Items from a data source

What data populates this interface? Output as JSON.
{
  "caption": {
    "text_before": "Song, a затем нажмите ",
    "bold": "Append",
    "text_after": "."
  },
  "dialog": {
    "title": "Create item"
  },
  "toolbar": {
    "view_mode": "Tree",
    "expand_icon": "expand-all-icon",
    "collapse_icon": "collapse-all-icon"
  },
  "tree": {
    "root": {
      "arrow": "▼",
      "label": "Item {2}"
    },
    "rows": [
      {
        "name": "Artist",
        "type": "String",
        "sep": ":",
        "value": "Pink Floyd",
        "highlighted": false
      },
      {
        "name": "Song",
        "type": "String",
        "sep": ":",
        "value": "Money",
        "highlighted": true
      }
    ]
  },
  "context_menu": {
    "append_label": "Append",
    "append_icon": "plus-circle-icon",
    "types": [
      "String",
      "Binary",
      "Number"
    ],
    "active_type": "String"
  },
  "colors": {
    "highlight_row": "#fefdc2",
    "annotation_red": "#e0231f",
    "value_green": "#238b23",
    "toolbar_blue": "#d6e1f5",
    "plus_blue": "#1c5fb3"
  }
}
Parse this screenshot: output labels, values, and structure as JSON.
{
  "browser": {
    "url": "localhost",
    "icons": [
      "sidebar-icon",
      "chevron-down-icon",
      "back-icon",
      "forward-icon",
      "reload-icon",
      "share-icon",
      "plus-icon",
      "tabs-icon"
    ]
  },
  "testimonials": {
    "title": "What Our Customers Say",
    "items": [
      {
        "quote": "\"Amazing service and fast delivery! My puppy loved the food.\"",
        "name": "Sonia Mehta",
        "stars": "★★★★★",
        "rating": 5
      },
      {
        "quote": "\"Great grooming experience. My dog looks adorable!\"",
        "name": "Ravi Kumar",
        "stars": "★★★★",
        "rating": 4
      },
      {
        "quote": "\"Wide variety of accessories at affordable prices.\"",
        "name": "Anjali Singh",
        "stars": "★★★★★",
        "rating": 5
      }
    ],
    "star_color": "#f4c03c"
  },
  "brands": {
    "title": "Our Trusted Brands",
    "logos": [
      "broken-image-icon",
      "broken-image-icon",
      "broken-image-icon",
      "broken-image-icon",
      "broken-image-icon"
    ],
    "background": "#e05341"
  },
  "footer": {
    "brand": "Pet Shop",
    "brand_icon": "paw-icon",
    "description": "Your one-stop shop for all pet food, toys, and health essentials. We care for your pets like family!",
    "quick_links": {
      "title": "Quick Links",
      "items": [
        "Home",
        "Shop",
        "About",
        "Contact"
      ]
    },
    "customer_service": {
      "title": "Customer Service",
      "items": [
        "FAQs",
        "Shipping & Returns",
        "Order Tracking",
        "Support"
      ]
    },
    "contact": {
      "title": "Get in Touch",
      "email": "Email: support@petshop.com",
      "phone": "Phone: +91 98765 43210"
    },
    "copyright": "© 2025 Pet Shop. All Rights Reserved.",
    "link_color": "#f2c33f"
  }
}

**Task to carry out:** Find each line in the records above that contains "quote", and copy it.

**Answer space:**
        "quote": "\"Amazing service and fast delivery! My puppy loved the food.\"",
        "quote": "\"Great grooming experience. My dog looks adorable!\"",
        "quote": "\"Wide variety of accessories at affordable prices.\"",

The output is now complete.